It seems that the police and the prosecution had worked together to find someone guilty in this highly-publicised court case. More than anything else it would have been important for them to find someone (whether it was right gang-member or not) to pay for the terrible crime even if it meant with their life. It wasn't the first time of course the police and the prosecution would act in this way and it won't be the last but it's worth noting, however, that Derek Bentley had hanged a few months earlier in another case that involved a minor who, however guilty, couldn't be hanged.
There had been banner headlines in the local and national press from the day after the actual murder. Initially they only reported the side of the case which had been heard in the lower courts - the prosecution's. "It was Davies - I have no Doubt"; Edwardian Suits, Dance Music - and a Dagger were examples of the lurid press headlines leading up to Davies' trial. The freshly coined Teddy Boys and the Edwardian suits they wore were already to the newspapers and their reading public beginning to hold connotations of violent crime. The Daily Mirror wrote on the 23rd October about Davies:
The Clapham Common thug ....took great pains to look like a dandy. Like most of his companions, nearly all his money went on flashy clothes, and just before the murder, he borrowed twelve pounds from his uncle to buy a suit ....This man was a born coward beneath his bravado and his 'gay dog' clothes.
Almost immediately after the guilty verdict there were suspicions to many that there had been a gross miscarriage of justice. Michael John Davies' case went to appeal and eventually to the House of Lords both to no avail. However after many petitions to the Home Secretary he granted a reprieve for Davies after 92 days in the Condemned Cell.
The first thing he said to his mother and sister, glad that he could look smart again, was: "Look, they're letting me wear a collar and tie!" The reprieve may have been because the Home Secretary Sir David Maxwell Fyfe thought that the murder weapon was an ordinary pocket knife and not a weapon of pre-meditated murder or that he had cruelly spent too long waiting for his execution.

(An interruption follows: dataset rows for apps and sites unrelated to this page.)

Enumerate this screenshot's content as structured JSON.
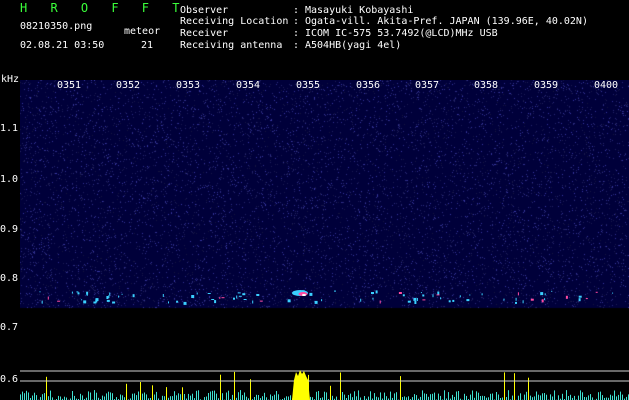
{
  "header": {
    "brand": "H R O F F T",
    "filename": "08210350.png",
    "datetime": "02.08.21 03:50",
    "meteor_label": "meteor",
    "meteor_count": "21"
  },
  "info": [
    {
      "label": "Observer",
      "value": "Masayuki Kobayashi"
    },
    {
      "label": "Receiving Location",
      "value": "Ogata-vill. Akita-Pref. JAPAN (139.96E, 40.02N)"
    },
    {
      "label": "Receiver",
      "value": "ICOM IC-575 53.7492(@LCD)MHz USB"
    },
    {
      "label": "Receiving antenna",
      "value": "A504HB(yagi 4el)"
    }
  ],
  "info_colon": ":",
  "time_axis": [
    "0351",
    "0352",
    "0353",
    "0354",
    "0355",
    "0356",
    "0357",
    "0358",
    "0359",
    "0400"
  ],
  "freq_axis": {
    "unit": "kHz",
    "labels": [
      "1.1",
      "1.0",
      "0.9",
      "0.8",
      "0.7",
      "0.6"
    ]
  },
  "colors": {
    "background": "#000000",
    "spectrum_bg": "#00003a",
    "brand": "#3aff3a",
    "echo_cyan": "#3ad0ff",
    "echo_hot": "#ff4aa0",
    "level_yellow": "#ffff00",
    "level_cyan": "#40e0d0"
  }
}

After much work gathering new evidence by Davies's sister and with the help of Lord Longford, the Home Secretary now RAB Butler, decided that, subject to good behaviour, he could be released in two years time. By now there were statements from many of the original suspects stating that Davies was not the murderer and also written evidence that one of the original suspects had swapped a bloody suit with a friend pointing to him as the murderer.
In October 1960 Michael John Davies was released from Wandsworth Prison after seven years, although not officially pardoned, he was now a free man.
An interior view of Wandsworth Prison, South London. The largest prison in the London area and originally built in 1821 when it was known as the Surrey House of Correction.